■ **Task item**
Look through the data below and return each line where "useGodep" appears.

■ **Material for this exercise**

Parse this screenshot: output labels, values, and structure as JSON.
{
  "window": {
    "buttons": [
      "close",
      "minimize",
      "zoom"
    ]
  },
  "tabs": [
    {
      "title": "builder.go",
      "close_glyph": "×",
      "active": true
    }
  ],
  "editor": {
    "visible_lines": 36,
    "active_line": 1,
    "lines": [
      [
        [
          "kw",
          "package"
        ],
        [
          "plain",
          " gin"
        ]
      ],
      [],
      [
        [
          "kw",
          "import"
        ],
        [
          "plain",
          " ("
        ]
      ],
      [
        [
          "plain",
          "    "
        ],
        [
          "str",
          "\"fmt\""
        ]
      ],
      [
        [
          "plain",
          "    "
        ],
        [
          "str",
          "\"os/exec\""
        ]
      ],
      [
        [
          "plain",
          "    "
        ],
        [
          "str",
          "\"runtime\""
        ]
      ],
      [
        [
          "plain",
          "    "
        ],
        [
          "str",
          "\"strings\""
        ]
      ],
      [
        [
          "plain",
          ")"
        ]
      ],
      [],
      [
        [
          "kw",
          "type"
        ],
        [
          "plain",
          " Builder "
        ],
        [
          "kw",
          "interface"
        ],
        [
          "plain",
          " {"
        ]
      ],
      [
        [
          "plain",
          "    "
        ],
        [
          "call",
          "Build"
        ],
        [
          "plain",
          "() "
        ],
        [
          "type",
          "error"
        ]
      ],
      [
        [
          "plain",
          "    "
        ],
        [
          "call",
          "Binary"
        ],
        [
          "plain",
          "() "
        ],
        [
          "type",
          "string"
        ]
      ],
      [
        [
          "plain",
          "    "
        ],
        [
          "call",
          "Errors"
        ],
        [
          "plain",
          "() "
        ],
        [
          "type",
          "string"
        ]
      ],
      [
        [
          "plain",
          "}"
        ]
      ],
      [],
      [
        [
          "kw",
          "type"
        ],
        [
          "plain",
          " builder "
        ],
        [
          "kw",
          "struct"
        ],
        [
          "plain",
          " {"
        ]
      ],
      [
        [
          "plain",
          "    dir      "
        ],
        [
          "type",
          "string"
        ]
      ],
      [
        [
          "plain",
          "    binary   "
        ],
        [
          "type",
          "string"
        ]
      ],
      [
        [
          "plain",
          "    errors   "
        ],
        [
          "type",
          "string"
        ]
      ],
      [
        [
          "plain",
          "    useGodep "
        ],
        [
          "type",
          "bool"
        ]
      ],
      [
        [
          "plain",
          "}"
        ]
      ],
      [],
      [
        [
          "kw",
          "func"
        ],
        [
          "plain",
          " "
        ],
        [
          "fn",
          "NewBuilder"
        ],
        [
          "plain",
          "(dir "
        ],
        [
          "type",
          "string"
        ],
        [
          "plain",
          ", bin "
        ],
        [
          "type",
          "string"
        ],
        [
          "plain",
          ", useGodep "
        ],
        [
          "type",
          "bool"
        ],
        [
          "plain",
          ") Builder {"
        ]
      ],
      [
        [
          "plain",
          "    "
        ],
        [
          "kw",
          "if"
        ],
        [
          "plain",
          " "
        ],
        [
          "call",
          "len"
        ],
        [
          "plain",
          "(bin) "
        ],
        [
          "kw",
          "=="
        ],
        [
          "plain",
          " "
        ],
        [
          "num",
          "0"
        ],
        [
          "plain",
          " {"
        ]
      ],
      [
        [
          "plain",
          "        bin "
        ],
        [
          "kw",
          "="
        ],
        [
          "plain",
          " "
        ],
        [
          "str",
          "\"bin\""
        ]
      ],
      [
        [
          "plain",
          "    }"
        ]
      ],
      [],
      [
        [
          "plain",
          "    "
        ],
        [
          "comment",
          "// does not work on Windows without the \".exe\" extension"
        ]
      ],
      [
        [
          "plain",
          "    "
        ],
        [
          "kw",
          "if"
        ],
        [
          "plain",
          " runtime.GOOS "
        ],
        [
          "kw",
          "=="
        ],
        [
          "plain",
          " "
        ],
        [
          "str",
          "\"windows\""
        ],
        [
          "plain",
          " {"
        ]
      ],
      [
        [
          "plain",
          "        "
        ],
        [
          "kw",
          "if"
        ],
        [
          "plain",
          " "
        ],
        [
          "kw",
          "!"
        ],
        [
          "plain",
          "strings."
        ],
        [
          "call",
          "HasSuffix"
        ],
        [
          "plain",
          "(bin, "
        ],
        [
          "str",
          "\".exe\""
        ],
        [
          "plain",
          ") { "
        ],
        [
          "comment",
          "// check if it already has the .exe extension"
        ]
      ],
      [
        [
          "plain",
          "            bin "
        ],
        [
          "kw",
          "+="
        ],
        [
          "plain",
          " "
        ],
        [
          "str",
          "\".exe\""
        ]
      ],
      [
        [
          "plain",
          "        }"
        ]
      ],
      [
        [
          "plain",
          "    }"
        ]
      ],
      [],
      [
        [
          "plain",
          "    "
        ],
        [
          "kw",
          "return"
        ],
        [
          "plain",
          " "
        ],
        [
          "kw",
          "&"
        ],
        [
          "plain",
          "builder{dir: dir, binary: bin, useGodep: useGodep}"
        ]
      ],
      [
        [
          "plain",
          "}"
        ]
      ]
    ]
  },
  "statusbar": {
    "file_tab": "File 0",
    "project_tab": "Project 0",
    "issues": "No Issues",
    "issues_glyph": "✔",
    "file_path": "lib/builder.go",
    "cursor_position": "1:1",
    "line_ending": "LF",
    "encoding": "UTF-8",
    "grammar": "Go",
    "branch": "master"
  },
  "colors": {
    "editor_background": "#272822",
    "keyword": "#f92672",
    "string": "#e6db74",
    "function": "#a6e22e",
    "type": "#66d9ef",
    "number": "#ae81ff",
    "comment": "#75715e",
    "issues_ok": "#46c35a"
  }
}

■ **Task result**
          "    useGodep "
          ", useGodep "
          "builder{dir: dir, binary: bin, useGodep: useGodep}"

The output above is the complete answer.